‘On average the stars that TESS observes are 30-100 times brighter and 10 times closer than the stars that Kepler focused on.’
Tess uses the same method as Kepler for finding potential planets, by tracking the dimming of light when a celestial body passes in front of a star.
The next step is for ground-based and space telescopes to peer even closer.
Tess uses the same method as Kepler for finding potential planets, by tracking the dimming of light when a celestial body passes in front of a star. By focusing on planets dozens to hundreds of light-years way, Tess may enable future breakthroughs
The Hubble Space Telescope and the James Webb Space Telescope, scheduled to launch in 2020, should be able to reveal more about planets’ mass, density and the makeup of their atmosphere – all clues to habitability.
‘Tess forms a bridge from what we have learned about exoplanets to date and where we are headed in the future,’ said Jeff Volosin, Tes project manager at Nasa’s Goddard Spaceflight Center.
By focusing on planets dozens to hundreds of light-years way, TESS may enable future breakthroughs, he said.
‘With the hope that someday, in the next decades, we will be able to identify the potential for life to exist outside the solar system.’
WHAT WERE KEPLER’S TOP FIVE DISCOVERIES?
Launched in 2009, the Kepler telescope has helped in the search for planets outside of the solar system.
The satellite typically looks for ‘Earth-like’ planets, meaning they are rocky and orbit within the that orbit within the habitable or ‘Goldilocks’ zone of a star.
If a planet sits within a habitable zone it means it is not too hot or too cold for water to have formed at the planet’s surface, one of the key conditions for life.
While the planet has found thousands of exoplanets during its eight-year mission, five in particular have stuck out.
Kepler-452b, dubbed ‘Earth 2.0’, shares many characteristics with our planet despite sitting 1,400 light years away.

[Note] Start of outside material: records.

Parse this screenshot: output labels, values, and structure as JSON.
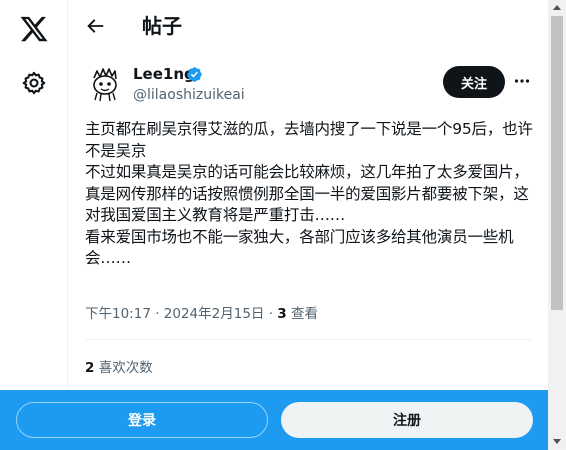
{
  "header": {
    "title": "帖子"
  },
  "author": {
    "display_name": "Lee1ng",
    "handle": "@lilaoshizuikeai",
    "follow_label": "关注"
  },
  "tweet": {
    "text": "主页都在刷吴京得艾滋的瓜，去墙内搜了一下说是一个95后，也许不是吴京\n不过如果真是吴京的话可能会比较麻烦，这几年拍了太多爱国片，真是网传那样的话按照惯例那全国一半的爱国影片都要被下架，这对我国爱国主义教育将是严重打击……\n看来爱国市场也不能一家独大，各部门应该多给其他演员一些机会……",
    "time": "下午10:17",
    "date": "2024年2月15日",
    "views_count": "3",
    "views_label": "查看",
    "likes_count": "2",
    "likes_label": "喜欢次数"
  },
  "bottom_bar": {
    "login_label": "登录",
    "signup_label": "注册"
  },
  "icons": {
    "logo": "x-logo-icon",
    "settings": "gear-icon",
    "back": "back-arrow-icon",
    "verified": "verified-badge-icon",
    "more": "more-horizontal-icon"
  },
  "colors": {
    "accent": "#1d9bf0",
    "text": "#0f1419",
    "secondary_text": "#536471",
    "follow_button_bg": "#0f1419"
  }
}
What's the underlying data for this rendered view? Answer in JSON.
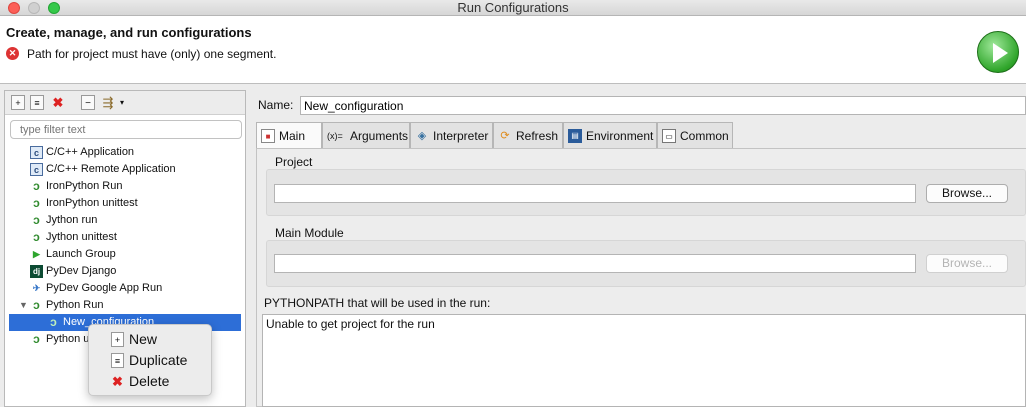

It was found by Nasa’s Kepler telescope in 2014
1) ‘Earth 2.0’
In 2014 the telescope made one of its biggest discoveries when it spotted exoplanet Kepler-452b, dubbed ‘Earth 2.0’.
The object shares many characteristics with our planet despite sitting 1,400 light years away.
It has a similar size orbit to Earth, receives roughly the same amount of sun light and has same length of year.
Experts still aren’t sure whether the planet hosts life, but say if plants were transferred there, they would likely survive.
2) The first planet found to orbit two stars
Kepler found a planet that orbits two stars, known as a binary star system, in 2011.
The system, known as Kepler-16b, is roughly 200 light years from Earth.
Experts compared the system to the famous ‘double-sunset’ pictured on Luke Skywalker’s home planet Tatooine in ‘Star Wars: A New Hope’.
The Trappist-1 star system (artist’s impression), which hosts a record seven Earth-like planets, was one of the biggest discoveries of 2017. Kepler spotted the system in 2016, but scientists revealed the find in a series of papers released in February this year
3) Finding the first habitable planet outside of the solar system
Scientists found Kepler-22b in 2011, the first habitable planet found by astronomers outside of the solar system.
The habitable super-Earth appears to be a large, rocky planet with a surface temperature of about 72°F (22°C), similar to a spring day on Earth.
4) Discovering a ‘super-Earth’
The telescope found its first ‘super-Earth’ in April 2017, a huge planet called LHS 1140b.
It orbits a red dwarf star around 40 million light years away, and scientists think it holds giant oceans of magma.
5) Finding the ‘Trappist-1’ star system
The Trappist-1 star system, which hosts a record seven Earth-like planets, was one of the biggest discoveries of 2017.
Each of the planets, which orbit a dwarf star just 39 million light years, likely holds water at its surface.
Three of the planets have such good conditions that scientists say life may have already evolved on them.
Kepler spotted the system in 2016, but scientists revealed the discovery in a series of papers released in February this year.